*** Opening GIVEN ENTRIES ***
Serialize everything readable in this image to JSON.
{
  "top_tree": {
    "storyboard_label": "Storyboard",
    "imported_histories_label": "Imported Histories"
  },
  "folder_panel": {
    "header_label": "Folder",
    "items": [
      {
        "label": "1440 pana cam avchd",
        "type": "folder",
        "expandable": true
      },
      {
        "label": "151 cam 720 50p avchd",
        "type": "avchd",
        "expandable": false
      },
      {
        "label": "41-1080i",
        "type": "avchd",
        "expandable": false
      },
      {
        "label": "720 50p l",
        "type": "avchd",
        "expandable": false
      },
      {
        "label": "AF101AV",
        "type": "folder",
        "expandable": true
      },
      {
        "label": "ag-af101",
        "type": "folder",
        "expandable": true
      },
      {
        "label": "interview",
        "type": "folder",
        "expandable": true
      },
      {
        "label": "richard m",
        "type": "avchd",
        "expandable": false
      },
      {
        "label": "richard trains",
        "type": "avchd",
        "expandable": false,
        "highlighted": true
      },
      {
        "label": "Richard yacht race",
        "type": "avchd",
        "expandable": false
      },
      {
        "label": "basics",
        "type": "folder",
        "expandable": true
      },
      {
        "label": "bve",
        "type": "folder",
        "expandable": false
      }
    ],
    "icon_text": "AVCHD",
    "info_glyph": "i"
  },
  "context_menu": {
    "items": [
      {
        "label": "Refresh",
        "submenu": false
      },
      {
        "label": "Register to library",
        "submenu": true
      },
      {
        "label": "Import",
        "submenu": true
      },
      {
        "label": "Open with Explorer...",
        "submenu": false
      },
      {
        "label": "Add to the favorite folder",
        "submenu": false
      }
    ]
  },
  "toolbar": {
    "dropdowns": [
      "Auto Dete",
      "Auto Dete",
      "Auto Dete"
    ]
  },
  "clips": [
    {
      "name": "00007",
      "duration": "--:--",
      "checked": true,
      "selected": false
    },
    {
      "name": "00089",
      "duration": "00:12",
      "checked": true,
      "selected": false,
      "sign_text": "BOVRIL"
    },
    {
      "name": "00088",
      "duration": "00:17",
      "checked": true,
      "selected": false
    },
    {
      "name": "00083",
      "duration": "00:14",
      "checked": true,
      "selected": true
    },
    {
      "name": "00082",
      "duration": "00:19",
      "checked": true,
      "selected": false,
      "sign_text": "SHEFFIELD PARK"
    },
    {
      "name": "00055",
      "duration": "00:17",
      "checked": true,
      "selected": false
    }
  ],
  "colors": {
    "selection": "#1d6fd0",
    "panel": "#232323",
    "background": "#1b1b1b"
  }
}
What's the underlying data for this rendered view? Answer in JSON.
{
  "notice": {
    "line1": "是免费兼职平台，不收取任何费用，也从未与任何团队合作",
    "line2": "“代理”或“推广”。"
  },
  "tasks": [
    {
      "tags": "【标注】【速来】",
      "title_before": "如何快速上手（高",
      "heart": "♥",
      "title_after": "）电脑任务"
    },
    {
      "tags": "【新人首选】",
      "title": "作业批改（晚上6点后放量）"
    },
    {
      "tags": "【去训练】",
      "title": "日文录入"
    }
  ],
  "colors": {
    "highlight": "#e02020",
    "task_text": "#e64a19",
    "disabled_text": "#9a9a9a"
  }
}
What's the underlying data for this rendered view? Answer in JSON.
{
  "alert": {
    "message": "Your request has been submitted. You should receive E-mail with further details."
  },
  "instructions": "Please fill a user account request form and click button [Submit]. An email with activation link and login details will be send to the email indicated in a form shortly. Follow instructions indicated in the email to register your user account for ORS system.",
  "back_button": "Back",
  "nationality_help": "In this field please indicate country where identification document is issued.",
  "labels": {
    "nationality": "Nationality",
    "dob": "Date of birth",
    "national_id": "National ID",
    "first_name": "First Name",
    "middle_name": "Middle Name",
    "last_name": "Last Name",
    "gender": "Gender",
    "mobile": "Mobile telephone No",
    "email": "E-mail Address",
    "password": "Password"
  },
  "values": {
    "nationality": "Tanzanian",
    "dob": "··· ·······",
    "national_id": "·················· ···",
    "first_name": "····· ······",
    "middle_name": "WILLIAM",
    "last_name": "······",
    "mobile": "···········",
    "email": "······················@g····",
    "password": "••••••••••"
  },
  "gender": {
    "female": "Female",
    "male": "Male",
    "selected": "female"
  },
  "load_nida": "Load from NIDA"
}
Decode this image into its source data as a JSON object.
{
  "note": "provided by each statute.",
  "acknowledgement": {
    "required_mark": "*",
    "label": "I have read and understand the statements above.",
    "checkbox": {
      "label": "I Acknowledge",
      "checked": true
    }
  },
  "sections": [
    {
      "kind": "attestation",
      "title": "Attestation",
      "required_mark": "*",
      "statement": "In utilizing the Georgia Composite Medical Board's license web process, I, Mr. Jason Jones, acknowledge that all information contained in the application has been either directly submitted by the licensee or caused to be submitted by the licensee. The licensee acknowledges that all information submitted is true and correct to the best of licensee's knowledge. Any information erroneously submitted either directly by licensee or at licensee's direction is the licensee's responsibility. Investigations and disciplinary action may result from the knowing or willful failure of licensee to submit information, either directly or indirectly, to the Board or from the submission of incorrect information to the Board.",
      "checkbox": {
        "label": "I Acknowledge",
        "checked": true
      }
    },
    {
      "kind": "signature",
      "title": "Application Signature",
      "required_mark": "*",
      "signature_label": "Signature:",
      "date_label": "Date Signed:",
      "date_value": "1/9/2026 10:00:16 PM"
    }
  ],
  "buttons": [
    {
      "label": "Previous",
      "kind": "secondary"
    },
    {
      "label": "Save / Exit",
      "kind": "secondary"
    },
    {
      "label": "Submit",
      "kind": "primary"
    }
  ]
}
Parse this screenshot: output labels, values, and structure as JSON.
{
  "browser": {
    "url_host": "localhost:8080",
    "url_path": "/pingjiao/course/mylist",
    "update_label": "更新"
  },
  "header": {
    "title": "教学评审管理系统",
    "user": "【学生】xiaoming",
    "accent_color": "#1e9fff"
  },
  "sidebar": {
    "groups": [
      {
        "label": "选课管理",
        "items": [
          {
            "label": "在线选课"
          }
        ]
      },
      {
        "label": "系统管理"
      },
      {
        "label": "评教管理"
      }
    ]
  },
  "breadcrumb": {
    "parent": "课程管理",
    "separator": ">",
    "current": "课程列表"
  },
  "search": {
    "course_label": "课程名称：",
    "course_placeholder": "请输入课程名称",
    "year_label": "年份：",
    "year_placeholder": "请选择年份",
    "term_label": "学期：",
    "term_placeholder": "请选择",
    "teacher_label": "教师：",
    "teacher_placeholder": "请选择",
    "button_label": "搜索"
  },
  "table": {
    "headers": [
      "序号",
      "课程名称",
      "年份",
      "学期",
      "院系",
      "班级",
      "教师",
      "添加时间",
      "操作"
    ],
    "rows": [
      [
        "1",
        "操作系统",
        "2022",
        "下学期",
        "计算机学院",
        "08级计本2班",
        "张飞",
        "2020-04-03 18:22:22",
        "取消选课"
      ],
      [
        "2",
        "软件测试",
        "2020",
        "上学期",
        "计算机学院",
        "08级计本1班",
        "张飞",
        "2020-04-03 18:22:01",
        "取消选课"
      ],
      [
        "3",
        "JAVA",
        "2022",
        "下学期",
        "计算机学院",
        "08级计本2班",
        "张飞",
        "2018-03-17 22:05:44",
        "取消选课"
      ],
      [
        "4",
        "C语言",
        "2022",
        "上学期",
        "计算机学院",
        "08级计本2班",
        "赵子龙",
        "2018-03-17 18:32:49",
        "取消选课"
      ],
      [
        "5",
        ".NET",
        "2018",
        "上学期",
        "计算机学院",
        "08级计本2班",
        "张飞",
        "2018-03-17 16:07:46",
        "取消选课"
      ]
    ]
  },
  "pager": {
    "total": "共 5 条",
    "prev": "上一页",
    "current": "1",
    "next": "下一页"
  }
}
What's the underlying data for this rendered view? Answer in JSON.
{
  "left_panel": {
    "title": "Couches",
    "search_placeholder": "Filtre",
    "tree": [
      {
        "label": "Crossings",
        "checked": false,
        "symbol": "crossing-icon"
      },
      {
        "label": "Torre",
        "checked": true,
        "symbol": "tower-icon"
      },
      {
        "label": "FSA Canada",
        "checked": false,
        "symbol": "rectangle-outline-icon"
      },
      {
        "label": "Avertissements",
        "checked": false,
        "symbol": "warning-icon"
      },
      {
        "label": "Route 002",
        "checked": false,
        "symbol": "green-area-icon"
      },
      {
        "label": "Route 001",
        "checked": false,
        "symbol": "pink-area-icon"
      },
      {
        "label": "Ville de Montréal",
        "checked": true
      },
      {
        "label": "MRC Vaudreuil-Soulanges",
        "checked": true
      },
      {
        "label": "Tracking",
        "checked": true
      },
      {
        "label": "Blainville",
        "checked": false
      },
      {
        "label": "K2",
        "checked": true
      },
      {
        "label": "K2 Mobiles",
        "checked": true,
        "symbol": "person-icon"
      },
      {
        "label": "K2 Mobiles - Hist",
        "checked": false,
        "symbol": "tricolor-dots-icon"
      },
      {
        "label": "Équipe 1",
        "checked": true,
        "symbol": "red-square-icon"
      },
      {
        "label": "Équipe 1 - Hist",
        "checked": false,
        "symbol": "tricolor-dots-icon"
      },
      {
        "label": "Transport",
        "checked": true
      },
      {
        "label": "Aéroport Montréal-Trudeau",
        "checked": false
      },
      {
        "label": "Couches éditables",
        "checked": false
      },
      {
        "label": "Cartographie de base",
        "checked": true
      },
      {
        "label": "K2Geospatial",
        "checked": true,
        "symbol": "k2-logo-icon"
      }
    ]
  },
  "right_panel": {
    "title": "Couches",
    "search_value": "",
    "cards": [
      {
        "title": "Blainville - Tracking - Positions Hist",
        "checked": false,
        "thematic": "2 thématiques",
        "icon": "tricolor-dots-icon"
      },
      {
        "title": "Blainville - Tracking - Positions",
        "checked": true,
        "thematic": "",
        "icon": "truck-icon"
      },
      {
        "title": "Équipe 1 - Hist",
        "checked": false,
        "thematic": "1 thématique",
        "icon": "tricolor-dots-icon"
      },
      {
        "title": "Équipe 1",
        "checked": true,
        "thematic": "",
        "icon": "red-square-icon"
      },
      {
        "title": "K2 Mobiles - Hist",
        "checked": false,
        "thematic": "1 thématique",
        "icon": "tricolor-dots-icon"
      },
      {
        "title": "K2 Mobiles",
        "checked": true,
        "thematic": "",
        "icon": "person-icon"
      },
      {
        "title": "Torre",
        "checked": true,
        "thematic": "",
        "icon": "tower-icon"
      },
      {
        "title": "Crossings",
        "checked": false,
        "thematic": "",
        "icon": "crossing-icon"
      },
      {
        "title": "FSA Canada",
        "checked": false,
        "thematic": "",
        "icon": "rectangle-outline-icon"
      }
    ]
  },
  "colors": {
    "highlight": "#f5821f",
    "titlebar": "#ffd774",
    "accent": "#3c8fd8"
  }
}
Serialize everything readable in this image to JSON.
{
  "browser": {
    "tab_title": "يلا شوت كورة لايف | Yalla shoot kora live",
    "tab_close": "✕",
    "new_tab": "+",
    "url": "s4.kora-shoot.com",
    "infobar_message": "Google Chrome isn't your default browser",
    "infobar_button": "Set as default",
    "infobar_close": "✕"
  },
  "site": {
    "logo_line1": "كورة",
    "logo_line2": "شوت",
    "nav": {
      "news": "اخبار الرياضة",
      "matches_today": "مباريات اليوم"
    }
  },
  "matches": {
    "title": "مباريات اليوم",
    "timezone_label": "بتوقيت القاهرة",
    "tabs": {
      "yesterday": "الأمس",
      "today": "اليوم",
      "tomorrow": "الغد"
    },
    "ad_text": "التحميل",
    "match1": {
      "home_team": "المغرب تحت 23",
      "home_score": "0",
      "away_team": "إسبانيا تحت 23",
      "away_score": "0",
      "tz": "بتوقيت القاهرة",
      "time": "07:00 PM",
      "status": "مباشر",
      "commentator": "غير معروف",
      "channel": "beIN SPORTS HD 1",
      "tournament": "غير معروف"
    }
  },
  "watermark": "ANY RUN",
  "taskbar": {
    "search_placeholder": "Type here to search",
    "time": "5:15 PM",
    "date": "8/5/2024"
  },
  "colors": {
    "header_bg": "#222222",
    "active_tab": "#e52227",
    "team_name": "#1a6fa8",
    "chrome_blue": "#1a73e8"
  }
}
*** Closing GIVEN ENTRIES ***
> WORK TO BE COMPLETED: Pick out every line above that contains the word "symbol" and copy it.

> TASK ANSWER:
        "symbol": "crossing-icon"
        "symbol": "tower-icon"
        "symbol": "rectangle-outline-icon"
        "symbol": "warning-icon"
        "symbol": "green-area-icon"
        "symbol": "pink-area-icon"
        "symbol": "person-icon"
        "symbol": "tricolor-dots-icon"
        "symbol": "red-square-icon"
        "symbol": "tricolor-dots-icon"
        "symbol": "k2-logo-icon"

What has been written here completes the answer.